**Work instruction:** Which lines run from the line with "Serialize everything readable" to the end of the entries? Write out exactly those, leaving out the pictures.

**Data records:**
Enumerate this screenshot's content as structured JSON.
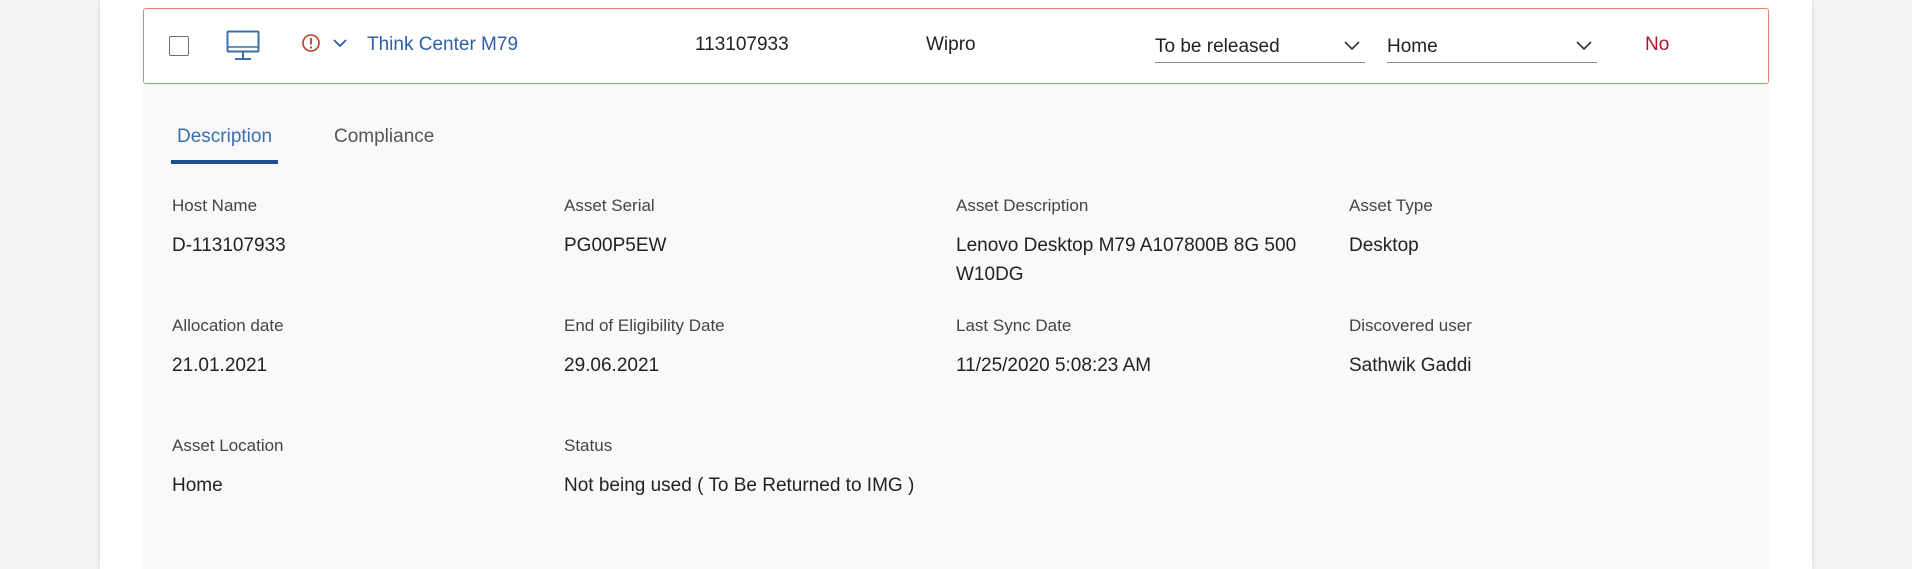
{
  "row": {
    "asset_name": "Think Center M79",
    "asset_number": "113107933",
    "vendor": "Wipro",
    "status_select": "To be released",
    "location_select": "Home",
    "flag": "No"
  },
  "tabs": [
    "Description",
    "Compliance"
  ],
  "fields": {
    "host_name": {
      "label": "Host Name",
      "value": "D-113107933"
    },
    "asset_serial": {
      "label": "Asset Serial",
      "value": "PG00P5EW"
    },
    "asset_description": {
      "label": "Asset Description",
      "value_line1": "Lenovo Desktop M79 A107800B 8G 500",
      "value_line2": "W10DG"
    },
    "asset_type": {
      "label": "Asset Type",
      "value": "Desktop"
    },
    "allocation_date": {
      "label": "Allocation date",
      "value": "21.01.2021"
    },
    "end_of_eligibility": {
      "label": "End of Eligibility Date",
      "value": "29.06.2021"
    },
    "last_sync": {
      "label": "Last Sync Date",
      "value": "11/25/2020 5:08:23 AM"
    },
    "discovered_user": {
      "label": "Discovered user",
      "value": "Sathwik Gaddi"
    },
    "asset_location": {
      "label": "Asset Location",
      "value": "Home"
    },
    "status": {
      "label": "Status",
      "value": "Not being used ( To Be Returned to IMG )"
    }
  },
  "colors": {
    "link": "#2d5fa8",
    "row_border": "#e8836f",
    "alert": "#c0392b",
    "flag": "#b0132b",
    "tab_active": "#1e4f96"
  },
  "icons": [
    "monitor-icon",
    "alert-icon",
    "chevron-down-icon"
  ]
}
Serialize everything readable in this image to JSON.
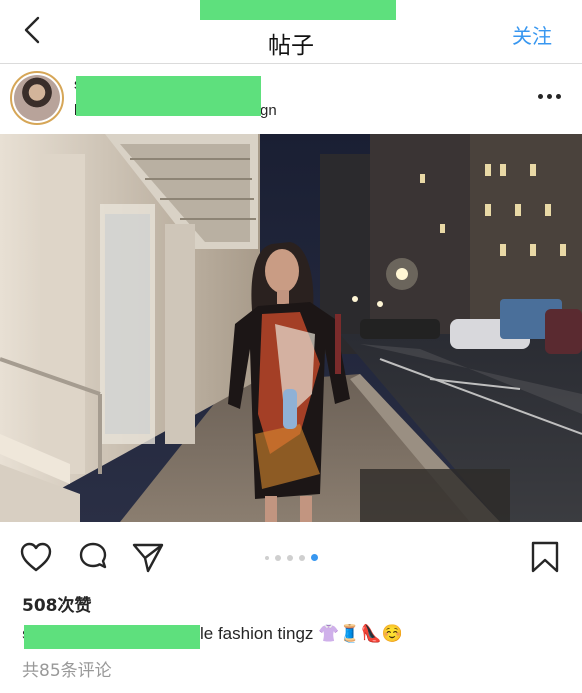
{
  "nav": {
    "title": "帖子",
    "follow_label": "关注",
    "back_icon": "chevron-left-icon"
  },
  "post": {
    "username_first_char": "s",
    "location_first_char": "l",
    "location_suffix": "gn",
    "more_icon": "more-horizontal-icon",
    "likes_label": "508次赞",
    "caption_user_first_char": "s",
    "caption_text": "le fashion tingz 👚🧵👠☺️",
    "comments_label": "共85条评论",
    "carousel": {
      "total": 5,
      "active_index": 4
    }
  },
  "colors": {
    "accent_blue": "#3897f0",
    "redaction_green": "#5ee07d",
    "avatar_ring": "#d6a657"
  }
}
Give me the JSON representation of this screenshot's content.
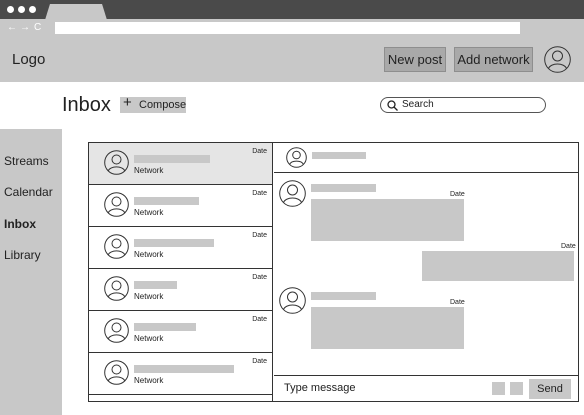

**Problem solution:**
Serialize everything readable in this image to JSON.
{
  "nav": {
    "title": "帖子",
    "follow_label": "关注",
    "back_icon": "chevron-left-icon"
  },
  "post": {
    "username_first_char": "s",
    "location_first_char": "l",
    "location_suffix": "gn",
    "more_icon": "more-horizontal-icon",
    "likes_label": "508次赞",
    "caption_user_first_char": "s",
    "caption_text": "le fashion tingz 👚🧵👠☺️",
    "comments_label": "共85条评论",
    "carousel": {
      "total": 5,
      "active_index": 4
    }
  },
  "colors": {
    "accent_blue": "#3897f0",
    "redaction_green": "#5ee07d",
    "avatar_ring": "#d6a657"
  }
}
Give me the JSON representation of this screenshot's content.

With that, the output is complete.